Keep in mind that on defense that Washington has only Mike Green and John Carlson as right handed shooters while Tom Poti, Jeff Schultz, Karl Alzner, Tyler Sloan, and John Erskine are the left handed blue liners who are signed for the upcoming season. Caps coach Bruce Boudreau made it very clear last season that he prefers to have three right handed and three left handed defenseman in the lineup so I would imagine at some point between now and the 2010-11 NHL trade deadline (7 months away) that a right handed shooting d-man will be added. It will be interesting to see how the second line center battle plays out between Johansson, Mathieu Perreault, Brooks Laich, and perhaps Fleischmann. 2010 1st round pick Evgeny Kuznetsov was quite impressive in development camp but he is only 18 and needs to mature physically before Washington even thinks about giving him a shot in “The Show.” The young Russian also is signed to play in the Kontinental Hockey League (KHL) for two more seasons. From what I’ve seen of both Johansson and Kuznetzov, they have a lot of potential so if McPhee does make a move to add a new pivot, it will be likely be for the short term.

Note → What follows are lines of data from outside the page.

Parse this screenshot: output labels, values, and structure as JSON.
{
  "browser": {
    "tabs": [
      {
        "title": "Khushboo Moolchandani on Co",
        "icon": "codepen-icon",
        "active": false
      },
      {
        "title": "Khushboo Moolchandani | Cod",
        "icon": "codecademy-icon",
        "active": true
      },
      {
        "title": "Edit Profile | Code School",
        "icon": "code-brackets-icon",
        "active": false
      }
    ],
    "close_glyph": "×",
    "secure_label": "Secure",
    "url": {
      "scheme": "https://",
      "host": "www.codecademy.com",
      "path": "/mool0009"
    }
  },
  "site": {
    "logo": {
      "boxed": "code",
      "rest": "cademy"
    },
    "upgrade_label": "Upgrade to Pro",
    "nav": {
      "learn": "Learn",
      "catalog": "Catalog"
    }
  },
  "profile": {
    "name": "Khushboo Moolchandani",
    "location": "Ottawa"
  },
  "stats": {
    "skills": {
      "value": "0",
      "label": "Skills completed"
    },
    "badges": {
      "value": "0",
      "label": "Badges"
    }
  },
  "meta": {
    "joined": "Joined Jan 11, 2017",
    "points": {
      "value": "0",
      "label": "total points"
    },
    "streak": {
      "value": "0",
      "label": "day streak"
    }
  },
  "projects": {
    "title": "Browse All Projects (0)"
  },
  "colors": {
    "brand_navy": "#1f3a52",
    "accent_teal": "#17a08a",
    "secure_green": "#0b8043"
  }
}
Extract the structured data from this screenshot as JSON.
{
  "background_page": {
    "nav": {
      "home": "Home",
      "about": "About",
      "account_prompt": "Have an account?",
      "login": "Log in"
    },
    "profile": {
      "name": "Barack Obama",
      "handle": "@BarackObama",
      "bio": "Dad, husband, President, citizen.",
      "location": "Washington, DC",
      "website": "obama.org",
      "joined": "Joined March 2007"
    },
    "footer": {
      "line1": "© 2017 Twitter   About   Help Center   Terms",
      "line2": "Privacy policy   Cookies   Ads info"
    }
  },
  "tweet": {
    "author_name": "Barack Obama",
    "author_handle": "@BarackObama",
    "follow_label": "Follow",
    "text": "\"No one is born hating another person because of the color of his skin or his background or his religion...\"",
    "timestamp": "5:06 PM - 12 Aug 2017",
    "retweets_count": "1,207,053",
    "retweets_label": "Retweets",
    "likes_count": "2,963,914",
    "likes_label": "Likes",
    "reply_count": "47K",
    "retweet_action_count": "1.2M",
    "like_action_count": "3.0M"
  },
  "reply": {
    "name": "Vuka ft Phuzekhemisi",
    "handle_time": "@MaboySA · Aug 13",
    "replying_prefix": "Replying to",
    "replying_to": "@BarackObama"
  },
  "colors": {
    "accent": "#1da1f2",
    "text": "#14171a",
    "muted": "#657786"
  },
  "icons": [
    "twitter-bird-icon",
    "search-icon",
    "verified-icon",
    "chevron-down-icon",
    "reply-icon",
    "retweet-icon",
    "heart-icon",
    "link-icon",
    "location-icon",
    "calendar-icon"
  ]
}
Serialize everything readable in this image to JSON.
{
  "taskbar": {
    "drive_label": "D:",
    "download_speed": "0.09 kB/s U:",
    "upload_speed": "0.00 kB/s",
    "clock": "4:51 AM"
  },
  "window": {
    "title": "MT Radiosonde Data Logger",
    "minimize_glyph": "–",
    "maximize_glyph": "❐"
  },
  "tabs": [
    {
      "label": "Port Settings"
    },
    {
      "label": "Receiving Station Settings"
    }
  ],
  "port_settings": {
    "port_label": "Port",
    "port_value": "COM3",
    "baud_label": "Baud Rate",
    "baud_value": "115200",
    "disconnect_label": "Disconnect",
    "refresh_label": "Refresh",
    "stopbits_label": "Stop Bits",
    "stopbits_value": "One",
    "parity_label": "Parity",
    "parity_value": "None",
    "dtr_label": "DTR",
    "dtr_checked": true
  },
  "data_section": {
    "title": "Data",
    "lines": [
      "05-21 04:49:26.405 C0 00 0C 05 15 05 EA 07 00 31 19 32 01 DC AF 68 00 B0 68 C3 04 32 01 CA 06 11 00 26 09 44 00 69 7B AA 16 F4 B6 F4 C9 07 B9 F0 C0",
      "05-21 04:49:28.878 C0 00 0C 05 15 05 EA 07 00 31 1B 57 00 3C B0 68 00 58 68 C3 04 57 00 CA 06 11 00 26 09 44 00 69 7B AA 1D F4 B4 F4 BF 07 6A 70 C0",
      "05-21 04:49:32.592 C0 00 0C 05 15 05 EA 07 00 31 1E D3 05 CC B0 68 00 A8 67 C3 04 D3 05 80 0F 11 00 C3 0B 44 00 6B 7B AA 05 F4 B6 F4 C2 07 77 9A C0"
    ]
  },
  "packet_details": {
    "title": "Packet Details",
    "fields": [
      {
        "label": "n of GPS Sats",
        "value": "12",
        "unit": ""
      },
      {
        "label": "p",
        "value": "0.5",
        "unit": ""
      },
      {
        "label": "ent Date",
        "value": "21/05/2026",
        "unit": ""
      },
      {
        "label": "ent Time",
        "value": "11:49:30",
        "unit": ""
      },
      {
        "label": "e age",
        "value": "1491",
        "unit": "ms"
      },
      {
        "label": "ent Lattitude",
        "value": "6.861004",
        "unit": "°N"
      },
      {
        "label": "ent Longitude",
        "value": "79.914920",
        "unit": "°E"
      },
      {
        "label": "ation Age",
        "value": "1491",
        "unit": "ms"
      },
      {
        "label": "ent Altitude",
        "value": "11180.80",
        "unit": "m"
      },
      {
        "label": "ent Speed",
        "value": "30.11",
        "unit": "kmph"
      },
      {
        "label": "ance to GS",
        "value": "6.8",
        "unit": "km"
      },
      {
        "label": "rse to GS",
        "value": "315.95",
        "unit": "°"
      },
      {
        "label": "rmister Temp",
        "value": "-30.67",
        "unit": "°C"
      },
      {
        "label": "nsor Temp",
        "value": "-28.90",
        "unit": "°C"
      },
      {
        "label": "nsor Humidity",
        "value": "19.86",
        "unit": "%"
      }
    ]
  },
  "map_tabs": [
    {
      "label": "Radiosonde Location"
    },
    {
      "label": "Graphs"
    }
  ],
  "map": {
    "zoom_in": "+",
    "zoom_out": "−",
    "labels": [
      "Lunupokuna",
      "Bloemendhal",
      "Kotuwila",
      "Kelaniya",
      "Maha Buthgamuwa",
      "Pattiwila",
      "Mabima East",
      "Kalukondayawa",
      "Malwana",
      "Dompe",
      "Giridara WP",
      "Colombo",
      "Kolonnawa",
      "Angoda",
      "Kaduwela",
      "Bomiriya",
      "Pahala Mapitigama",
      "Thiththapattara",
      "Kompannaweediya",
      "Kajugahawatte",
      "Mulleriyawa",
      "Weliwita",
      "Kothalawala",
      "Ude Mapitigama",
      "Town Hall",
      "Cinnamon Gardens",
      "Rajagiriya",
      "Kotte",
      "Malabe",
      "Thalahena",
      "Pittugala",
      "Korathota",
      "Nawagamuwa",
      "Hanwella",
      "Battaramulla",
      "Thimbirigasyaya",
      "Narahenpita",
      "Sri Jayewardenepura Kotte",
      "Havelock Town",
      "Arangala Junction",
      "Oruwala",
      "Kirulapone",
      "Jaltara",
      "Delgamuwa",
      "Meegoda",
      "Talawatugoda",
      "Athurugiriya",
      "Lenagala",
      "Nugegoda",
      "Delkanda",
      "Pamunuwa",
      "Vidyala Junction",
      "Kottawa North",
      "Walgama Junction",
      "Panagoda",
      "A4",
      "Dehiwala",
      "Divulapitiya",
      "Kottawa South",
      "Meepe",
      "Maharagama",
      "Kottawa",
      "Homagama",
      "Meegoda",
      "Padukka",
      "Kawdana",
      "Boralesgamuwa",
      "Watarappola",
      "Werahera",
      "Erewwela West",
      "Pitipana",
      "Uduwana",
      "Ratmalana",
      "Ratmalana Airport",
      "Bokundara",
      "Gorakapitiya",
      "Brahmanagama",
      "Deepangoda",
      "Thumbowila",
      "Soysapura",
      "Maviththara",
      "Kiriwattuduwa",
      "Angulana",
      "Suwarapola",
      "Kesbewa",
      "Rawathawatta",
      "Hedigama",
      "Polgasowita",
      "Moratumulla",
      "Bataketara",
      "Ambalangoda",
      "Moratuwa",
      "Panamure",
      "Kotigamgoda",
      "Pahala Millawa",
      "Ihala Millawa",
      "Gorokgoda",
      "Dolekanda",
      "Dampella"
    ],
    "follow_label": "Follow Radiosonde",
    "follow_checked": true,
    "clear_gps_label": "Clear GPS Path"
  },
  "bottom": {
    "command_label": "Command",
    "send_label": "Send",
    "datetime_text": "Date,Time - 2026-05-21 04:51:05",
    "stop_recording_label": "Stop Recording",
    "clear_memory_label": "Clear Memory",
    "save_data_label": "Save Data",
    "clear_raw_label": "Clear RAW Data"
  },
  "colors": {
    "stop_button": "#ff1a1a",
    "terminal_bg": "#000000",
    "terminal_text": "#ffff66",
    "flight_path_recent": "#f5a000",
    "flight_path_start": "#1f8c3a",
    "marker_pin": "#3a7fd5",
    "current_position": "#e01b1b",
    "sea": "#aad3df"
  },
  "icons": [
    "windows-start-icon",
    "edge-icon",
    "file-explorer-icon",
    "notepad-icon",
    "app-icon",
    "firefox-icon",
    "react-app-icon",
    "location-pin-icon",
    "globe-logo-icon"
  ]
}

The Caps won the Southeast Division in 2009-10 by 38 points and the Eastern Conference by 18 points before being knocked out in the first round of the playoffs. In their own division, Carolina and Tampa Bay, on paper at least, appear to be the teams that have the best shot at thwarting a record fourth straight first place finish for the Caps. New Lightning GM Steve Yzerman added former Flyers forward Simon Gagne last week in exchange for d-man Matt Walker and a 4th round draft choice. Putting Gagne in with a crop of forwards that includes Martin St. Louis, Steven Stamkos, Ryan Malone, and Vincent Lecavalier to go with an improved defense of Mattias Ohlund, Victor Hedman, Pavel Kubina, and Brett Clark has to give Bolts fans hope. But can they win with Dan Ellis and Mike Smith in goal? They also may have a tough time staying healthy as several of the players mentioned above are heading into the latter stages of their career. If I was wagering in Vegas, I’d still go with the Caps to capture the Southeast crown, once again.
Programming Note: Please listen live to Japers Rink Radio on Tuesday, July 27th at 8pm as I will be making my second appearance on a super radio show that is hosted by Stephen Pepper and Russell Waxman. We’ll be discussing Caps hockey and the rest of the NHL.